**WHAT THE EXERCISE ASKS:** Check each line of the data for the string "here". Report how many have it, and give nothing else.

**AVAILABLE RECORDS:**
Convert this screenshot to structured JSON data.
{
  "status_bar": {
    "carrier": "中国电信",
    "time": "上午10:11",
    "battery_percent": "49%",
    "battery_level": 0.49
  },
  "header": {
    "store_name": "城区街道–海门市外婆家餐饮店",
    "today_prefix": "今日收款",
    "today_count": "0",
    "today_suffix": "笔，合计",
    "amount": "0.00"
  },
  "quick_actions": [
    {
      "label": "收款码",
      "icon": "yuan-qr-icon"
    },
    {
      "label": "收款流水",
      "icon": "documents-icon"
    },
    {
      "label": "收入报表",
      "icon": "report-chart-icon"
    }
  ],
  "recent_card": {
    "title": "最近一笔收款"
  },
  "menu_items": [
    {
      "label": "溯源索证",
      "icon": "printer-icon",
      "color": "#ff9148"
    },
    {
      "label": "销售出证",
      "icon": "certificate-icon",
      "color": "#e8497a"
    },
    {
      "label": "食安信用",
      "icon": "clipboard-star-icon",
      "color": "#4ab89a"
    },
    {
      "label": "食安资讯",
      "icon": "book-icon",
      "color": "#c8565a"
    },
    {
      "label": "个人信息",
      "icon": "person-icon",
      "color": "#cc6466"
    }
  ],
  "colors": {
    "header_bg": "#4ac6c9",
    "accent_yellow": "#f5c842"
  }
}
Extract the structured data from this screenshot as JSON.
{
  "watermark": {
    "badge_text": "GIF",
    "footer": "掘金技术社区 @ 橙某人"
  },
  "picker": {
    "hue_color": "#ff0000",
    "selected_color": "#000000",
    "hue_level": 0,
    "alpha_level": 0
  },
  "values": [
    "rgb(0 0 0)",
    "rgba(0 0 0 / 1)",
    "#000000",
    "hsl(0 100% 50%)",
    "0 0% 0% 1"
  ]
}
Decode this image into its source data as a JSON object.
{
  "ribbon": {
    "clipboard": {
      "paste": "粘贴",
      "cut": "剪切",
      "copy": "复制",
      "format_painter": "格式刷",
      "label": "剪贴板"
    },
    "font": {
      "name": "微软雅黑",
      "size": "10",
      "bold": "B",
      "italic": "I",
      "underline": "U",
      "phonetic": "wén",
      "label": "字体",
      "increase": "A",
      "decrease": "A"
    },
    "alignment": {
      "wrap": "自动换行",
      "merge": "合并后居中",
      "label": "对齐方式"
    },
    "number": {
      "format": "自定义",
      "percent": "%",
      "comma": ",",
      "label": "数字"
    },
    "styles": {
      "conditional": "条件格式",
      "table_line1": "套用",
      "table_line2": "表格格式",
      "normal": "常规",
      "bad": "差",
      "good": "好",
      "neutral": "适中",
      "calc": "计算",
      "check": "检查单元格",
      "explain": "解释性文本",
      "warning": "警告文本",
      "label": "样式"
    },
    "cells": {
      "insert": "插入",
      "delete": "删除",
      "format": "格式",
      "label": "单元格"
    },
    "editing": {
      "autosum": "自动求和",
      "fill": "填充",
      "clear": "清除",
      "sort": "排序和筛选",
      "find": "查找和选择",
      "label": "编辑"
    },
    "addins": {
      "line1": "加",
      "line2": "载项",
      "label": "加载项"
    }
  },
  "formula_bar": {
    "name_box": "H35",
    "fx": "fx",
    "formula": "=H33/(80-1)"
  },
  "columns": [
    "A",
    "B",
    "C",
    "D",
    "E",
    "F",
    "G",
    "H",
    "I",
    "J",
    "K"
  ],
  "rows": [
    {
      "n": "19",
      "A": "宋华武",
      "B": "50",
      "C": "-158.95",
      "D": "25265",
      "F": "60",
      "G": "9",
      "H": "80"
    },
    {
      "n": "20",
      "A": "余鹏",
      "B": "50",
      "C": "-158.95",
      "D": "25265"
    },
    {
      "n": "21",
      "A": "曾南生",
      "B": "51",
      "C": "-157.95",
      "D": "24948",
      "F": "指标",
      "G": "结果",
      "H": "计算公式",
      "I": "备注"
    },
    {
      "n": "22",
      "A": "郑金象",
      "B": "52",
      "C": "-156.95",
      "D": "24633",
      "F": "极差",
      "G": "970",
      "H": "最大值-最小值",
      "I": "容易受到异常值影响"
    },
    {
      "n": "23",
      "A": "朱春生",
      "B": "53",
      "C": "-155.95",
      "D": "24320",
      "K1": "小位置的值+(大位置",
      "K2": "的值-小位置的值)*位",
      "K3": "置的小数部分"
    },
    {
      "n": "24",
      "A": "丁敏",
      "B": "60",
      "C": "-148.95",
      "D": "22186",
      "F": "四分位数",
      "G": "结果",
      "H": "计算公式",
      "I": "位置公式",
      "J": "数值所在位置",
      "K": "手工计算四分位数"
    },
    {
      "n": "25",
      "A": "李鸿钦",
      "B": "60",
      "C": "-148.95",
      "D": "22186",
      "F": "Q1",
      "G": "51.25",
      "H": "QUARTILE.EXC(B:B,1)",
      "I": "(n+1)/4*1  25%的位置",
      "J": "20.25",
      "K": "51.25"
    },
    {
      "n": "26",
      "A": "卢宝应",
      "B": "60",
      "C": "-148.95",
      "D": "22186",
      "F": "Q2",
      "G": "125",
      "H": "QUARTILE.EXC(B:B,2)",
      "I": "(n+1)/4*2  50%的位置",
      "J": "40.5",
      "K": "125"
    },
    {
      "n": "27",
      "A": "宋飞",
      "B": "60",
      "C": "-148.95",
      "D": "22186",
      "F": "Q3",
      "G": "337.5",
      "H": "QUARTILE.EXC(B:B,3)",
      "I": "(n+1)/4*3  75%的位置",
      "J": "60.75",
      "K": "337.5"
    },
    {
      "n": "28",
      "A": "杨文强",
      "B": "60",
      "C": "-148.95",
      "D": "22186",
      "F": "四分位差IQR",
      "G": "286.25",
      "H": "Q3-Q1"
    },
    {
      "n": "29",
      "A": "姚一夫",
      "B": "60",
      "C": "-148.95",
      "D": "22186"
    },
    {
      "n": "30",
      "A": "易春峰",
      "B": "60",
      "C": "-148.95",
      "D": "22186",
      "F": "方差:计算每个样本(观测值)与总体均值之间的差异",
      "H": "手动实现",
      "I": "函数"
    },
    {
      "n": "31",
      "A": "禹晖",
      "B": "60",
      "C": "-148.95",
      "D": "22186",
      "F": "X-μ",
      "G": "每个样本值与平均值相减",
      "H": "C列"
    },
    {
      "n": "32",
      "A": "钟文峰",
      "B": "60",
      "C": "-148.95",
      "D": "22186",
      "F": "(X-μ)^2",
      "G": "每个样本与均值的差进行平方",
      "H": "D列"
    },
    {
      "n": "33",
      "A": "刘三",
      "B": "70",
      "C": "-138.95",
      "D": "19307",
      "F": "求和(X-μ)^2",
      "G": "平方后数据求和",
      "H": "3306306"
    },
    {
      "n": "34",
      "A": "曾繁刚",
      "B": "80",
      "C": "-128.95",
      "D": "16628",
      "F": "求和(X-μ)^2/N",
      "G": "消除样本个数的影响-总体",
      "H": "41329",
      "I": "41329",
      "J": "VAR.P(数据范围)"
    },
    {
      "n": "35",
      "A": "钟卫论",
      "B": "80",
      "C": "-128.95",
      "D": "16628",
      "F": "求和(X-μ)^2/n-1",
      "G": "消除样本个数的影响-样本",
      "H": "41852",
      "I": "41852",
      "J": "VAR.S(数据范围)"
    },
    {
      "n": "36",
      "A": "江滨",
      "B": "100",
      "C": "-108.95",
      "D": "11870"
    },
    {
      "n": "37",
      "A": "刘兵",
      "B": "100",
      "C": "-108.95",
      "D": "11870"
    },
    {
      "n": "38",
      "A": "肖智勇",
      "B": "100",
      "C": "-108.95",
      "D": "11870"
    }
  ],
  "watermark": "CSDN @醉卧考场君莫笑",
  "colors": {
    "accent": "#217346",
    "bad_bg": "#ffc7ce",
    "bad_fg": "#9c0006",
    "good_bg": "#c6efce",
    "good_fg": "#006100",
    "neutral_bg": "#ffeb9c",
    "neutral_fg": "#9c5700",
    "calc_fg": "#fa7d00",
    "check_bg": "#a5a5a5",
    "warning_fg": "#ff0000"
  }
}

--

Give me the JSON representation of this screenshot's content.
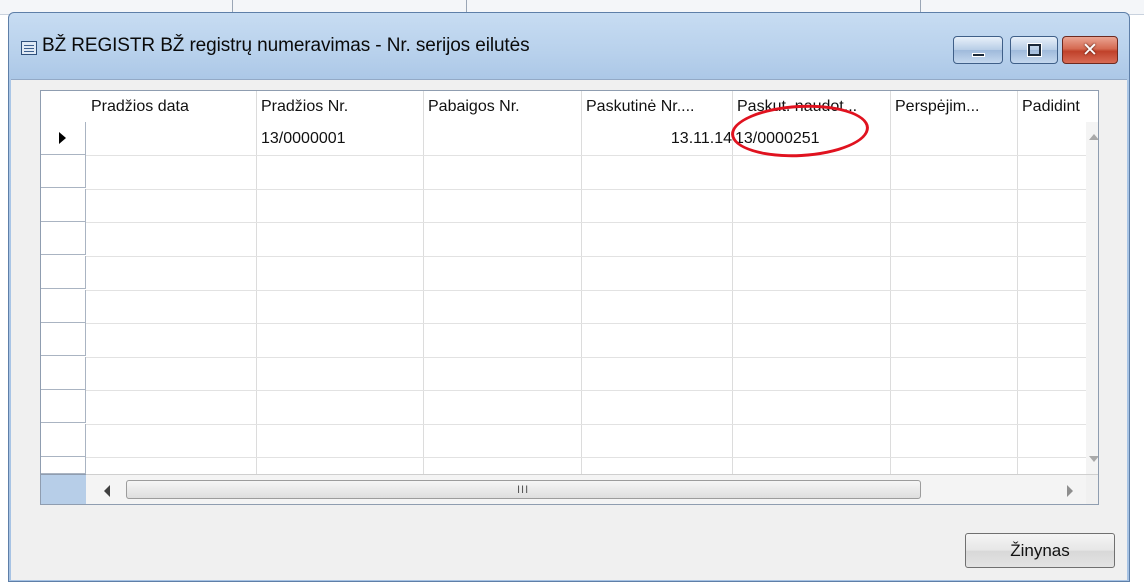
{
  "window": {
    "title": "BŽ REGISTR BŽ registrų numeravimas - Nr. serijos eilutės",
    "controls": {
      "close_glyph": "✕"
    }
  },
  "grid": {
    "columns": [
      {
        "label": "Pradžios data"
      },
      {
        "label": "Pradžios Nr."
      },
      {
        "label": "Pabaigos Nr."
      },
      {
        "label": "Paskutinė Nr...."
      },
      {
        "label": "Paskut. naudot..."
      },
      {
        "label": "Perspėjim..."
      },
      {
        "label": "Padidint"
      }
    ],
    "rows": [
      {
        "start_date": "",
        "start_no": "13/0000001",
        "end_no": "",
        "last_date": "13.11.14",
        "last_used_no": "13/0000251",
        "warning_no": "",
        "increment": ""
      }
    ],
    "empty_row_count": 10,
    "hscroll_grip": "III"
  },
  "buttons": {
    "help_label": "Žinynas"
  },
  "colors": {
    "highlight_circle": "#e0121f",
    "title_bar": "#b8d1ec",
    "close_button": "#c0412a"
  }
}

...

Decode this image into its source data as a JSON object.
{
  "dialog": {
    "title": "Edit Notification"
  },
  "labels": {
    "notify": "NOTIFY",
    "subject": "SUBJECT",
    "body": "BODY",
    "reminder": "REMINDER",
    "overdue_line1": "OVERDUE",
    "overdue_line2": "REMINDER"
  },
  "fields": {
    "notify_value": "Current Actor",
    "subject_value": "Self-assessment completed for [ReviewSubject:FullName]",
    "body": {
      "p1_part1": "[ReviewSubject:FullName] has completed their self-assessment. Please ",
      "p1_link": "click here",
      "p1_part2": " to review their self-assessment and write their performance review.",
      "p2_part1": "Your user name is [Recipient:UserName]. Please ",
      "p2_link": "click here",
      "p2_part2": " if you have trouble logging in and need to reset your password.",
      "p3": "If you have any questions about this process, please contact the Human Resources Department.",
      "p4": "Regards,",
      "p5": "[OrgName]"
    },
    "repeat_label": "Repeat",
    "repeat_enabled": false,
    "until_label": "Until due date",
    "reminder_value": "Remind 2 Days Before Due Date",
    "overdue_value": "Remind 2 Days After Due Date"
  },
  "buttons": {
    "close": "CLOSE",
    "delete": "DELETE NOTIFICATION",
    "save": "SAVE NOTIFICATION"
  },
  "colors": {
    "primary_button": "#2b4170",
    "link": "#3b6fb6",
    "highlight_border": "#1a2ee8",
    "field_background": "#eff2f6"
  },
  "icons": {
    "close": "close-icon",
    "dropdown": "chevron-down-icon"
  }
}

**ANSWER:** 2